- What needs to be done:
An exact copy of every entry is needed, with no images.

- Entries supplied:
---*---
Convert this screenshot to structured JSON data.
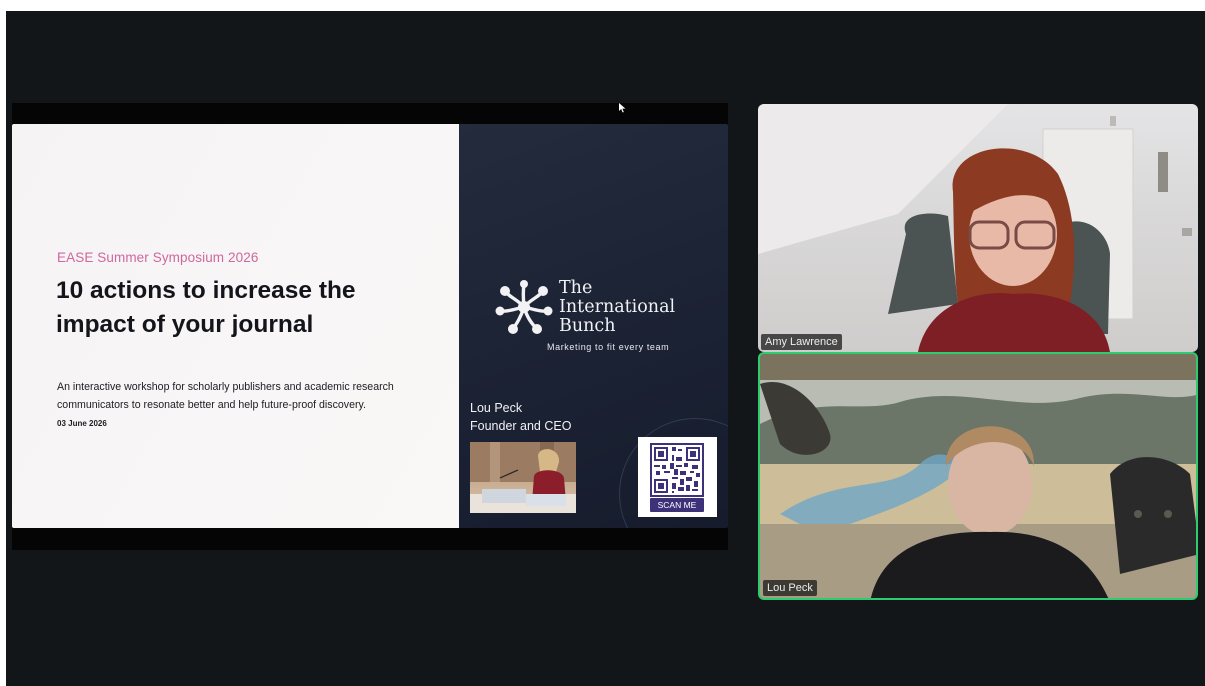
{
  "slide": {
    "kicker": "EASE Summer Symposium 2026",
    "headline": "10 actions to increase the impact of your journal",
    "description": "An interactive workshop for scholarly publishers and academic research communicators to resonate better and help future-proof discovery.",
    "date": "03 June 2026",
    "brand_line1": "The",
    "brand_line2": "International",
    "brand_line3": "Bunch",
    "tagline": "Marketing to fit every team",
    "presenter_name": "Lou Peck",
    "presenter_role": "Founder and CEO",
    "qr_button": "SCAN ME"
  },
  "participants": [
    {
      "name": "Amy Lawrence",
      "active_speaker": false
    },
    {
      "name": "Lou Peck",
      "active_speaker": true
    }
  ],
  "colors": {
    "kicker": "#d0679d",
    "speaker_border": "#2dcc6e",
    "qr_purple": "#3d3279"
  }
}
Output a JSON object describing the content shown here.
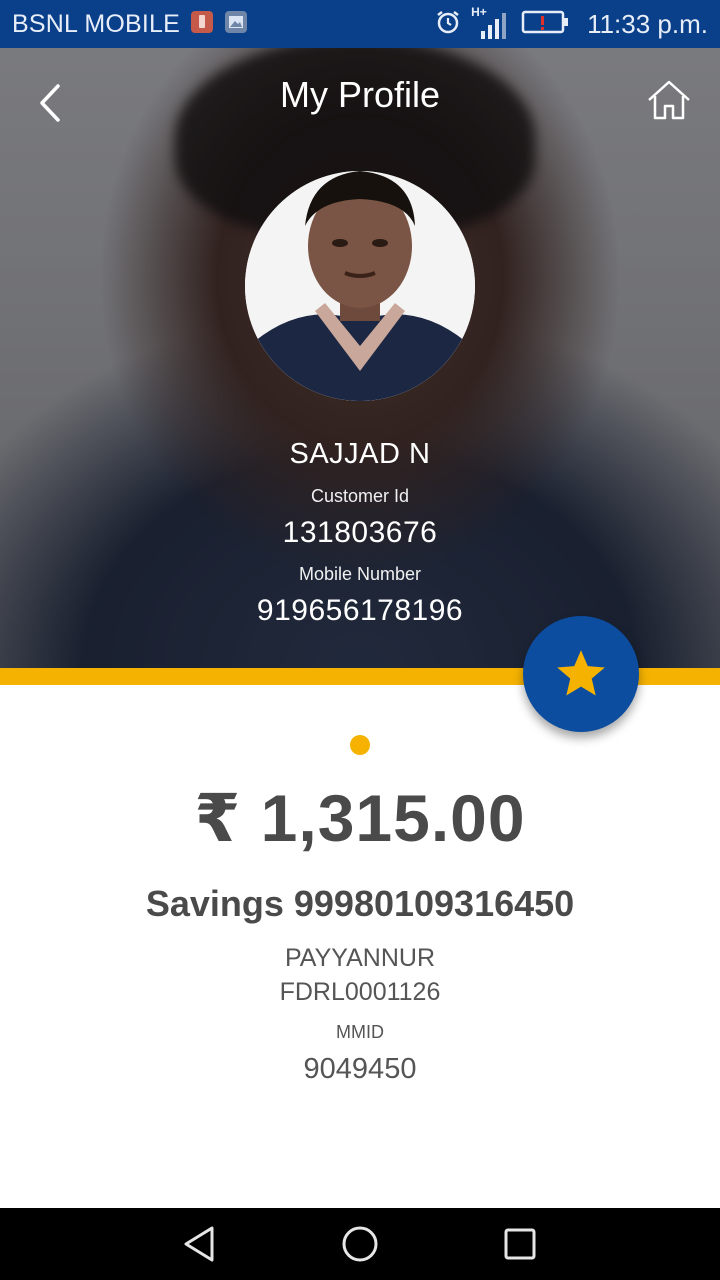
{
  "status_bar": {
    "carrier": "BSNL MOBILE",
    "network": "H+",
    "time": "11:33 p.m."
  },
  "header": {
    "title": "My Profile"
  },
  "profile": {
    "name": "SAJJAD N",
    "customer_id_label": "Customer Id",
    "customer_id": "131803676",
    "mobile_label": "Mobile Number",
    "mobile": "919656178196"
  },
  "account": {
    "balance": "₹ 1,315.00",
    "account_line": "Savings 99980109316450",
    "branch": "PAYYANNUR",
    "ifsc": "FDRL0001126",
    "mmid_label": "MMID",
    "mmid": "9049450"
  },
  "colors": {
    "status_bar": "#0a3f8a",
    "accent_yellow": "#f5b200",
    "fab_blue": "#0c4da0",
    "text_dark": "#4a4a4a"
  },
  "icons": {
    "back": "chevron-left-icon",
    "home": "home-icon",
    "favourite": "star-icon",
    "nav_back": "triangle-back-icon",
    "nav_home": "circle-home-icon",
    "nav_recents": "square-recents-icon"
  }
}
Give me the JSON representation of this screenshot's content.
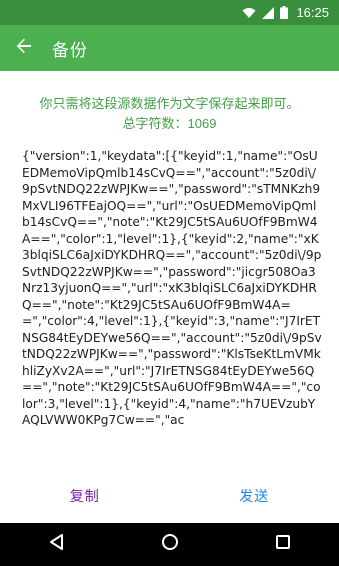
{
  "status_bar": {
    "time": "16:25",
    "icons": [
      "wifi-icon",
      "cellular-signal-icon",
      "battery-icon"
    ]
  },
  "app_bar": {
    "title": "备份",
    "back_icon": "arrow-back-icon"
  },
  "hint": {
    "instruction": "你只需将这段源数据作为文字保存起来即可。",
    "char_count": "总字符数：1069"
  },
  "backup_text": "{\"version\":1,\"keydata\":[{\"keyid\":1,\"name\":\"OsUEDMemoVipQmlb14sCvQ==\",\"account\":\"5z0di\\/9pSvtNDQ22zWPJKw==\",\"password\":\"sTMNKzh9MxVLI96TFEajOQ==\",\"url\":\"OsUEDMemoVipQmlb14sCvQ==\",\"note\":\"Kt29JC5tSAu6UOfF9BmW4A==\",\"color\":1,\"level\":1},{\"keyid\":2,\"name\":\"xK3blqiSLC6aJxiDYKDHRQ==\",\"account\":\"5z0di\\/9pSvtNDQ22zWPJKw==\",\"password\":\"jicgr508Oa3Nrz13yjuonQ==\",\"url\":\"xK3blqiSLC6aJxiDYKDHRQ==\",\"note\":\"Kt29JC5tSAu6UOfF9BmW4A==\",\"color\":4,\"level\":1},{\"keyid\":3,\"name\":\"J7IrETNSG84tEyDEYwe56Q==\",\"account\":\"5z0di\\/9pSvtNDQ22zWPJKw==\",\"password\":\"KlsTseKtLmVMkhliZyXv2A==\",\"url\":\"J7IrETNSG84tEyDEYwe56Q==\",\"note\":\"Kt29JC5tSAu6UOfF9BmW4A==\",\"color\":3,\"level\":1},{\"keyid\":4,\"name\":\"h7UEVzubYAQLVWW0KPg7Cw==\",\"ac",
  "actions": {
    "copy_label": "复制",
    "send_label": "发送"
  },
  "nav_bar": {
    "icons": [
      "back-triangle-icon",
      "home-circle-icon",
      "recents-square-icon"
    ]
  },
  "colors": {
    "status_bar": "#388e3c",
    "app_bar": "#4caf50",
    "hint_text": "#43a047",
    "copy": "#7b1fa2",
    "send": "#1e88e5"
  }
}
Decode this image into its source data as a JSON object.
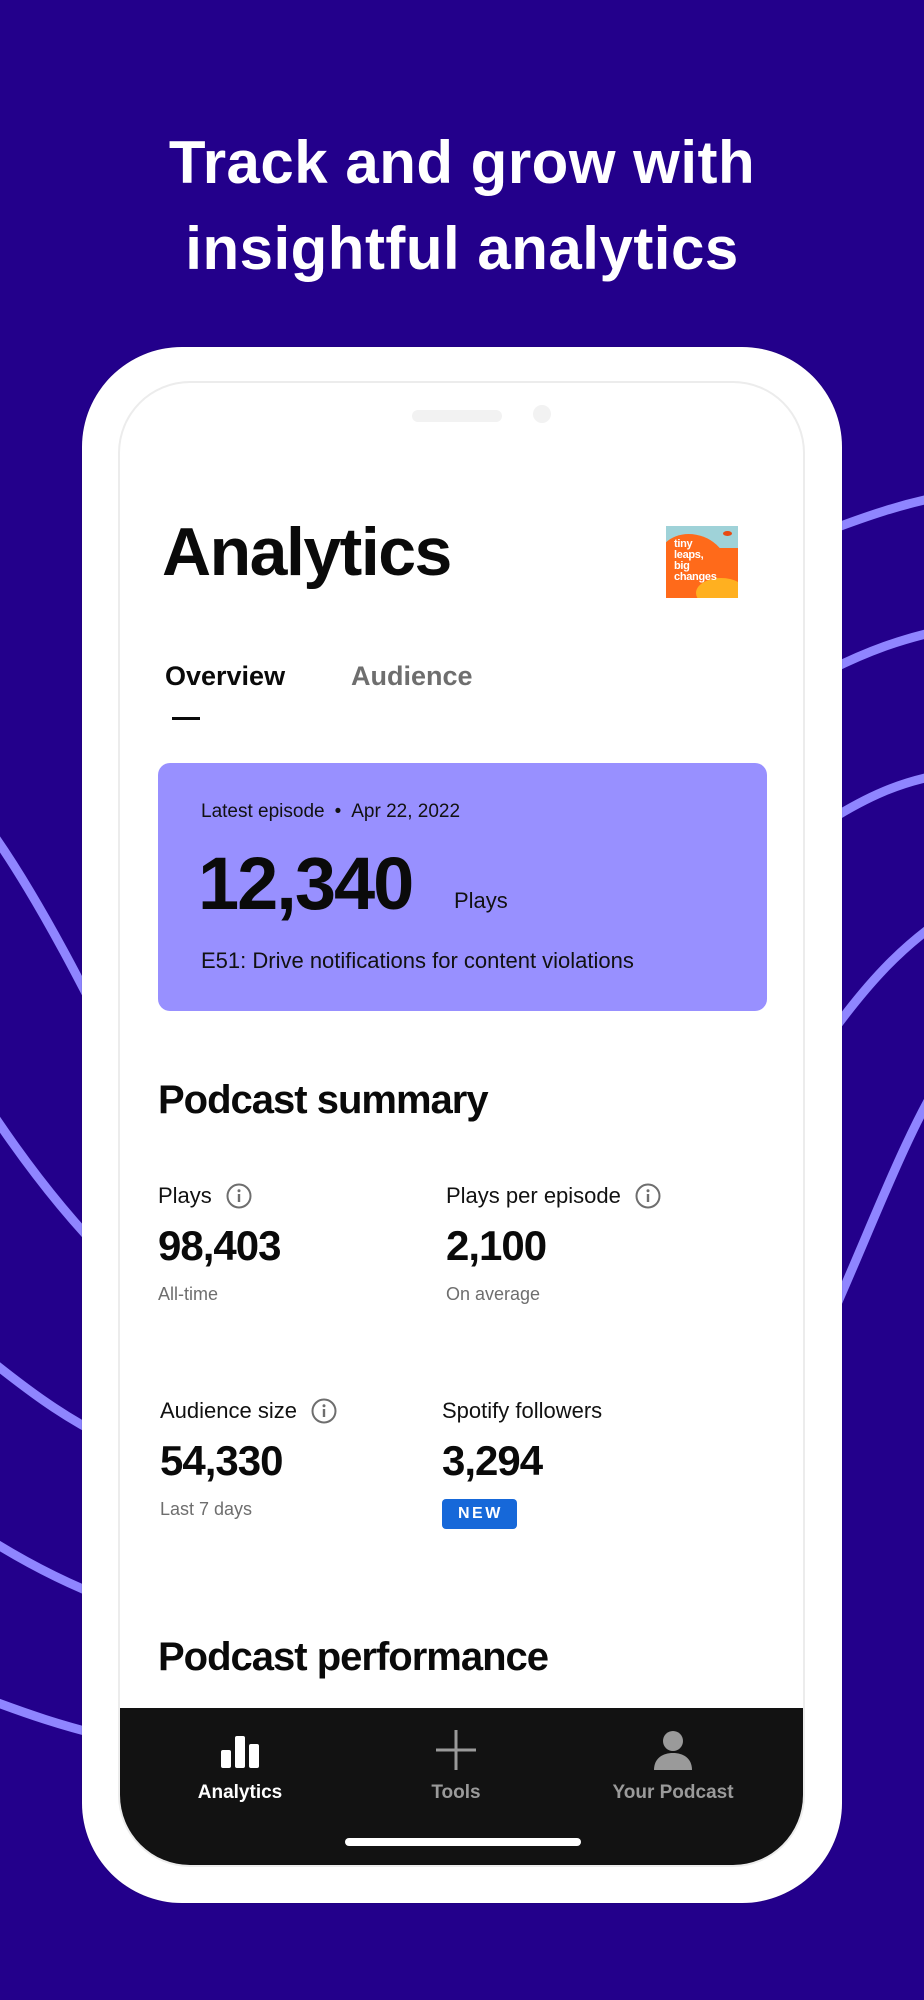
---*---
- Answer to this task:
Convert this screenshot to structured JSON data.
{
  "slide": {
    "kicker": "EASE Summer Symposium 2026",
    "headline": "10 actions to increase the impact of your journal",
    "description": "An interactive workshop for scholarly publishers and academic research communicators to resonate better and help future-proof discovery.",
    "date": "03 June 2026",
    "brand_line1": "The",
    "brand_line2": "International",
    "brand_line3": "Bunch",
    "tagline": "Marketing to fit every team",
    "presenter_name": "Lou Peck",
    "presenter_role": "Founder and CEO",
    "qr_button": "SCAN ME"
  },
  "participants": [
    {
      "name": "Amy Lawrence",
      "active_speaker": false
    },
    {
      "name": "Lou Peck",
      "active_speaker": true
    }
  ],
  "colors": {
    "kicker": "#d0679d",
    "speaker_border": "#2dcc6e",
    "qr_purple": "#3d3279"
  }
}
Output a JSON object describing the content shown here.
{
  "status_bar": {
    "carrier": "BSNL MOBILE",
    "network": "H+",
    "time": "11:33 p.m."
  },
  "header": {
    "title": "My Profile"
  },
  "profile": {
    "name": "SAJJAD N",
    "customer_id_label": "Customer Id",
    "customer_id": "131803676",
    "mobile_label": "Mobile Number",
    "mobile": "919656178196"
  },
  "account": {
    "balance": "₹ 1,315.00",
    "account_line": "Savings 99980109316450",
    "branch": "PAYYANNUR",
    "ifsc": "FDRL0001126",
    "mmid_label": "MMID",
    "mmid": "9049450"
  },
  "colors": {
    "status_bar": "#0a3f8a",
    "accent_yellow": "#f5b200",
    "fab_blue": "#0c4da0",
    "text_dark": "#4a4a4a"
  },
  "icons": {
    "back": "chevron-left-icon",
    "home": "home-icon",
    "favourite": "star-icon",
    "nav_back": "triangle-back-icon",
    "nav_home": "circle-home-icon",
    "nav_recents": "square-recents-icon"
  }
}
Give me the JSON representation of this screenshot's content.
{
  "status_bar": {
    "time": "16:25",
    "icons": [
      "wifi-icon",
      "cellular-signal-icon",
      "battery-icon"
    ]
  },
  "app_bar": {
    "title": "备份",
    "back_icon": "arrow-back-icon"
  },
  "hint": {
    "instruction": "你只需将这段源数据作为文字保存起来即可。",
    "char_count": "总字符数：1069"
  },
  "backup_text": "{\"version\":1,\"keydata\":[{\"keyid\":1,\"name\":\"OsUEDMemoVipQmlb14sCvQ==\",\"account\":\"5z0di\\/9pSvtNDQ22zWPJKw==\",\"password\":\"sTMNKzh9MxVLI96TFEajOQ==\",\"url\":\"OsUEDMemoVipQmlb14sCvQ==\",\"note\":\"Kt29JC5tSAu6UOfF9BmW4A==\",\"color\":1,\"level\":1},{\"keyid\":2,\"name\":\"xK3blqiSLC6aJxiDYKDHRQ==\",\"account\":\"5z0di\\/9pSvtNDQ22zWPJKw==\",\"password\":\"jicgr508Oa3Nrz13yjuonQ==\",\"url\":\"xK3blqiSLC6aJxiDYKDHRQ==\",\"note\":\"Kt29JC5tSAu6UOfF9BmW4A==\",\"color\":4,\"level\":1},{\"keyid\":3,\"name\":\"J7IrETNSG84tEyDEYwe56Q==\",\"account\":\"5z0di\\/9pSvtNDQ22zWPJKw==\",\"password\":\"KlsTseKtLmVMkhliZyXv2A==\",\"url\":\"J7IrETNSG84tEyDEYwe56Q==\",\"note\":\"Kt29JC5tSAu6UOfF9BmW4A==\",\"color\":3,\"level\":1},{\"keyid\":4,\"name\":\"h7UEVzubYAQLVWW0KPg7Cw==\",\"ac",
  "actions": {
    "copy_label": "复制",
    "send_label": "发送"
  },
  "nav_bar": {
    "icons": [
      "back-triangle-icon",
      "home-circle-icon",
      "recents-square-icon"
    ]
  },
  "colors": {
    "status_bar": "#388e3c",
    "app_bar": "#4caf50",
    "hint_text": "#43a047",
    "copy": "#7b1fa2",
    "send": "#1e88e5"
  }
}
Decode this image into its source data as a JSON object.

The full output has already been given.